A tub tub drain with a built-in stopper has distinct advantages over other types of drains. They are more durable and easier to maintain than pop-up stoppers that operate by linkage running through the overflow tube. And if you have an old-style tub with a rubber stopper held by a chain, a built-in stopper drain fitting will modernize your fixture. 

By replacing a tub shoe for one with a stopper, you can be sure that the stopper will always be in place and operating when you need it.

What You'll Need

Equipment / Tools

  • Tub drain wrench (dumbbell tool)
  • Channel-type pliers
  • Putty knife


  • Tub drain converter kit for a stopper drain
  • Plumber's putty


  1. Get the Right Tool and Fitting

    If you don't already own one, spend a few dollars on a tub drain wrench, also called a dumbbell tool. This specialty tool makes quick work of the otherwise laborious job of unscrewing the drain fitting from the tub shoe below the tub. Tub drain wrenches usually have two ends for different sizes of drain openings. The end fits into the opening and keys into the crosshairs of the drain strainer. Then you turn the tool with pliers to loosen the drain fitting. If your drain doesn't have crosshairs, you need a variation on the drain wrench called a drain extractor.

    Also be sure to the get the right size of drain fitting for your tub shoe. If you're not sure of the size of your tub drain, you can buy a kit that can be adapted to two drain sizes.

    A tub shoe kit and dumbell wrench
    Aaron Stickley
  2. Remove the Old Bathtub Drain Fitting

    Use the tub drain wrench to remove the existing drain fitting from the tub shoe. First, determine which end of the wrench will fit inside the drain opening and around the drain fitting's crosshairs. Insert the wrench into the tub drain and align it with the crosshairs, then use channel-type pliers or an adjustable wrench to rotate the drain fitting counterclockwise and loosen the fitting. It will unthread from the tub shoe below the tub. Keep turning until the fitting comes free.

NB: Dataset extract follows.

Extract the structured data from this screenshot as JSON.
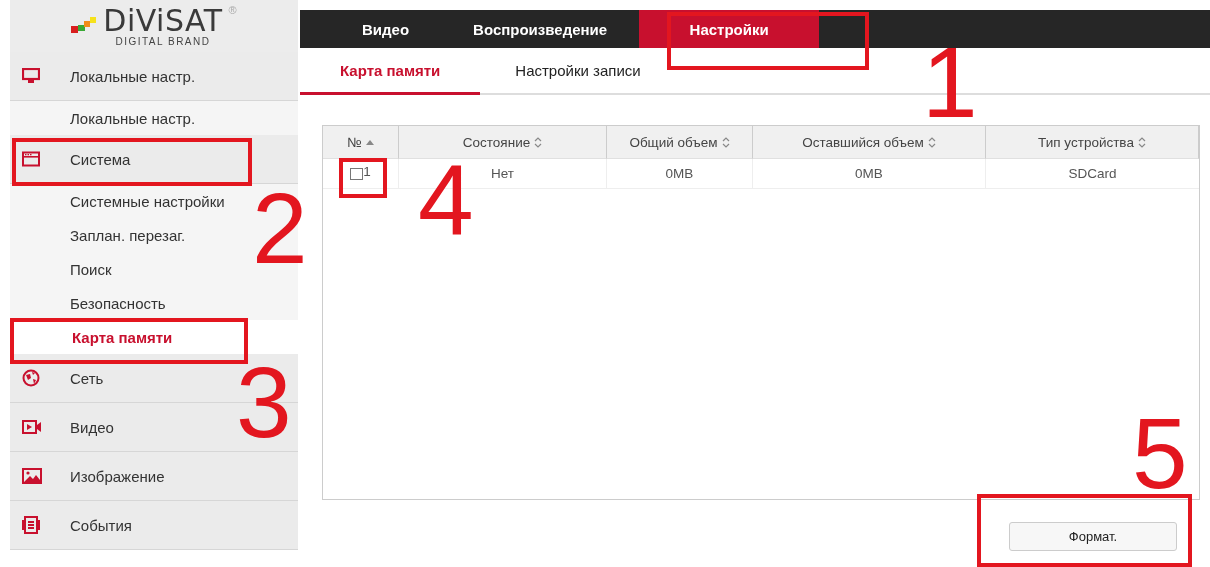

    Dumbell wrench removing a tub shoe
    Aaron Stickley
  3. Clean the Tub Drain Opening

    Pull the fitting from the tub, and clean off the ring of plumber’s putty that surrounds the opening of the tub drain. It is best to have a clean surface to work with, so be sure to remove as much of the putty as possible. If the plumber’s putty is dried in place, you can use a non-scratch scouring pad to remove it.

    Clean putty off of drain opening
    Aaron Stickley
  4. Determine the Drain Thread Size

    Use the old fitting to determine the size of your drain. A bathtub drain converter kit provides drain threads in two sizes to accommodate different tub drains. Select the appropriate thread attachment.

    Tub Shoe Threads
    Aaron Stickley
  5. Install the New Tub Drain Fitting

    Remove the tub stopper from the new drain fitting. Apply a generous band of plumber’s putty to the bottom of the flange on the new fitting. Insert the fitting into the bathtub drain opening, making sure to center it.

    A good way to avoid cross-threading is to start tightening by hand first. When it looks like the fitting's threads have started, you can continue tightening by using the tub drain wrench. Make sure to thread the fitting into the drain plumbing carefully. 

    Lastly, clean off any excess plumber’s putty from around the drain fitting, then insert the stopper.

    Install a new tub shoe
    Aaron Stickley